Dataset excerpts =>
+===+
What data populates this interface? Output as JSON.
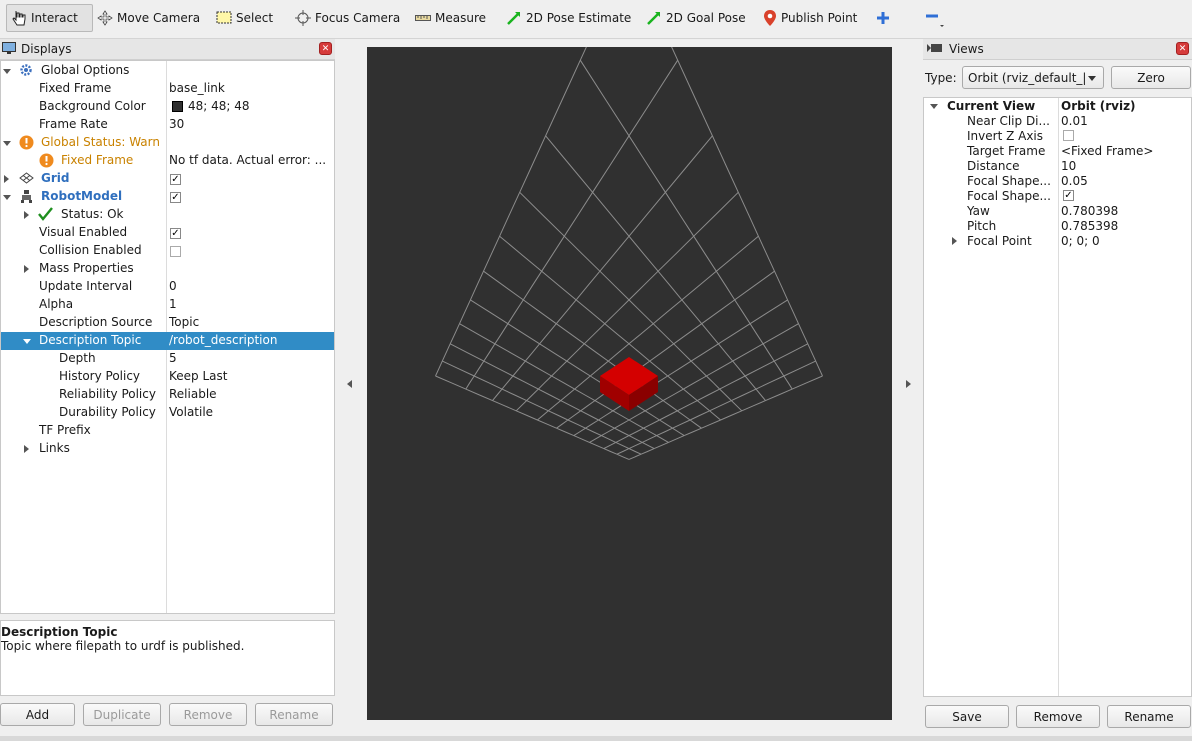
{
  "toolbar": {
    "tools": [
      {
        "label": "Interact",
        "icon": "hand-pointer-icon"
      },
      {
        "label": "Move Camera",
        "icon": "move-arrows-icon"
      },
      {
        "label": "Select",
        "icon": "select-rectangle-icon"
      },
      {
        "label": "Focus Camera",
        "icon": "focus-target-icon"
      },
      {
        "label": "Measure",
        "icon": "ruler-icon"
      },
      {
        "label": "2D Pose Estimate",
        "icon": "green-arrow-icon"
      },
      {
        "label": "2D Goal Pose",
        "icon": "green-arrow-icon"
      },
      {
        "label": "Publish Point",
        "icon": "map-pin-icon"
      }
    ],
    "add_tool_icon": "plus-icon",
    "remove_tool_icon": "minus-icon"
  },
  "displays": {
    "title": "Displays",
    "rows": {
      "global_options": {
        "label": "Global Options"
      },
      "fixed_frame": {
        "label": "Fixed Frame",
        "value": "base_link"
      },
      "background_color": {
        "label": "Background Color",
        "value": "48; 48; 48",
        "swatch": "#303030"
      },
      "frame_rate": {
        "label": "Frame Rate",
        "value": "30"
      },
      "global_status": {
        "label": "Global Status: Warn"
      },
      "fixed_frame_status": {
        "label": "Fixed Frame",
        "value": "No tf data.  Actual error: ..."
      },
      "grid": {
        "label": "Grid",
        "checked": true
      },
      "robot_model": {
        "label": "RobotModel",
        "checked": true
      },
      "status_ok": {
        "label": "Status: Ok"
      },
      "visual_enabled": {
        "label": "Visual Enabled",
        "checked": true
      },
      "collision_enabled": {
        "label": "Collision Enabled",
        "checked": false
      },
      "mass_properties": {
        "label": "Mass Properties"
      },
      "update_interval": {
        "label": "Update Interval",
        "value": "0"
      },
      "alpha": {
        "label": "Alpha",
        "value": "1"
      },
      "description_source": {
        "label": "Description Source",
        "value": "Topic"
      },
      "description_topic": {
        "label": "Description Topic",
        "value": "/robot_description"
      },
      "depth": {
        "label": "Depth",
        "value": "5"
      },
      "history_policy": {
        "label": "History Policy",
        "value": "Keep Last"
      },
      "reliability_policy": {
        "label": "Reliability Policy",
        "value": "Reliable"
      },
      "durability_policy": {
        "label": "Durability Policy",
        "value": "Volatile"
      },
      "tf_prefix": {
        "label": "TF Prefix"
      },
      "links": {
        "label": "Links"
      }
    },
    "help": {
      "title": "Description Topic",
      "text": "Topic where filepath to urdf is published."
    },
    "buttons": {
      "add": "Add",
      "duplicate": "Duplicate",
      "remove": "Remove",
      "rename": "Rename"
    }
  },
  "views": {
    "title": "Views",
    "type_label": "Type:",
    "type_value": "Orbit (rviz_default_|",
    "zero_label": "Zero",
    "rows": {
      "current_view": {
        "label": "Current View",
        "value": "Orbit (rviz)"
      },
      "near_clip": {
        "label": "Near Clip Di...",
        "value": "0.01"
      },
      "invert_z": {
        "label": "Invert Z Axis",
        "checked": false
      },
      "target_frame": {
        "label": "Target Frame",
        "value": "<Fixed Frame>"
      },
      "distance": {
        "label": "Distance",
        "value": "10"
      },
      "focal_shape_size": {
        "label": "Focal Shape...",
        "value": "0.05"
      },
      "focal_shape_fixed": {
        "label": "Focal Shape...",
        "checked": true
      },
      "yaw": {
        "label": "Yaw",
        "value": "0.780398"
      },
      "pitch": {
        "label": "Pitch",
        "value": "0.785398"
      },
      "focal_point": {
        "label": "Focal Point",
        "value": "0; 0; 0"
      }
    },
    "buttons": {
      "save": "Save",
      "remove": "Remove",
      "rename": "Rename"
    }
  },
  "viewport": {
    "background": "#303030",
    "grid_color": "#8c8c8c",
    "robot_color": "#c00000"
  }
}
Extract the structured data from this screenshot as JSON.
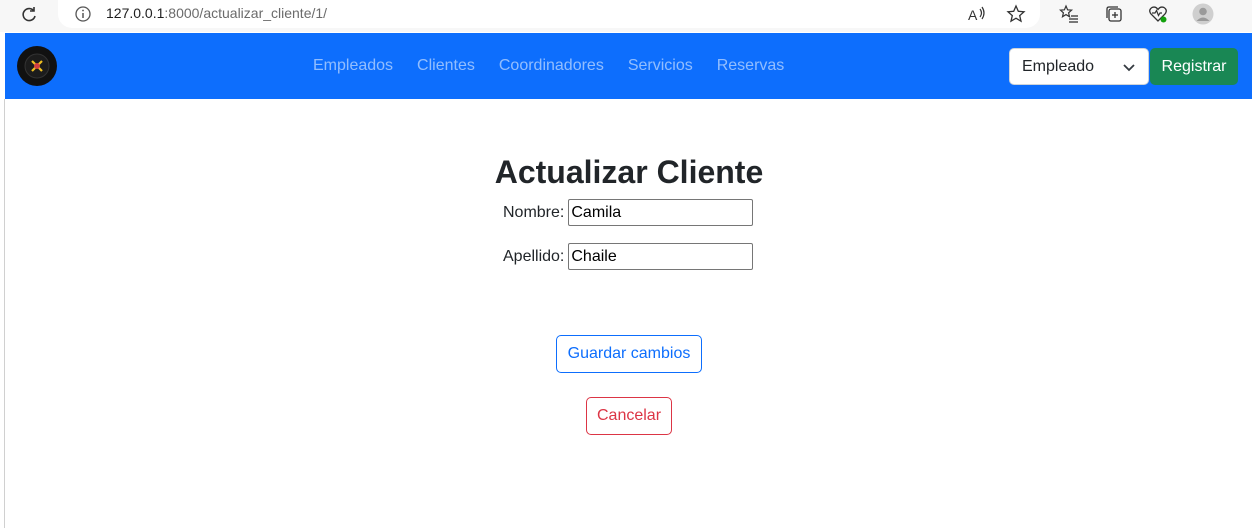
{
  "browser": {
    "url_host": "127.0.0.1",
    "url_path": ":8000/actualizar_cliente/1/",
    "icons": [
      "reload-icon",
      "info-icon",
      "read-aloud-icon",
      "favorite-star-icon",
      "favorites-list-icon",
      "collections-icon",
      "health-icon",
      "profile-avatar-icon"
    ]
  },
  "navbar": {
    "links": [
      "Empleados",
      "Clientes",
      "Coordinadores",
      "Servicios",
      "Reservas"
    ],
    "role_select": "Empleado",
    "register_label": "Registrar",
    "colors": {
      "bar": "#0d6efd",
      "register": "#198754"
    }
  },
  "form": {
    "title": "Actualizar Cliente",
    "nombre_label": "Nombre:",
    "nombre_value": "Camila",
    "apellido_label": "Apellido:",
    "apellido_value": "Chaile",
    "save_label": "Guardar cambios",
    "cancel_label": "Cancelar"
  }
}
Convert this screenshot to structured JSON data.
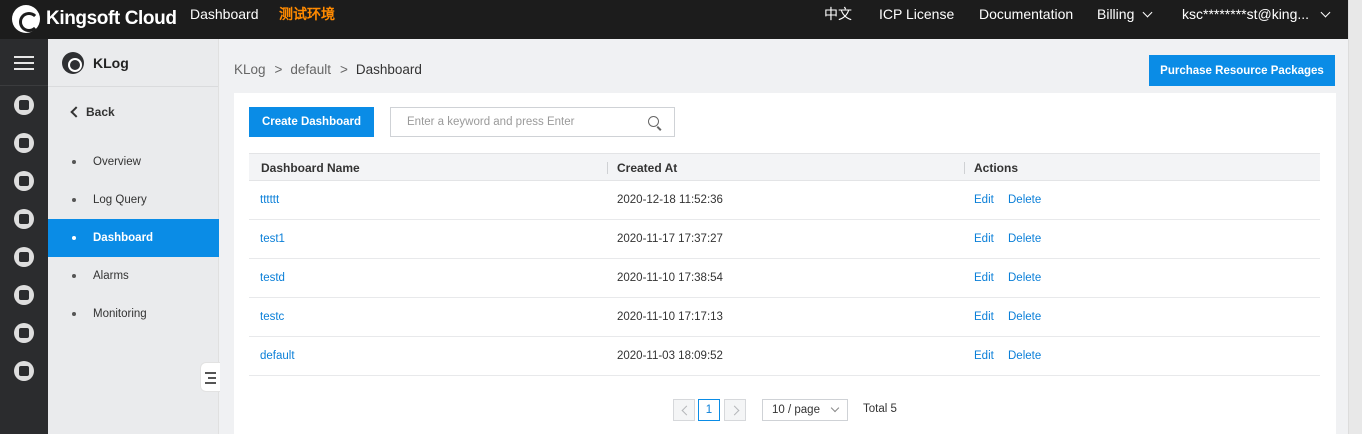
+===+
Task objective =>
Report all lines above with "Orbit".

Response =>
    "type_value": "Orbit (rviz_default_|",
        "value": "Orbit (rviz)"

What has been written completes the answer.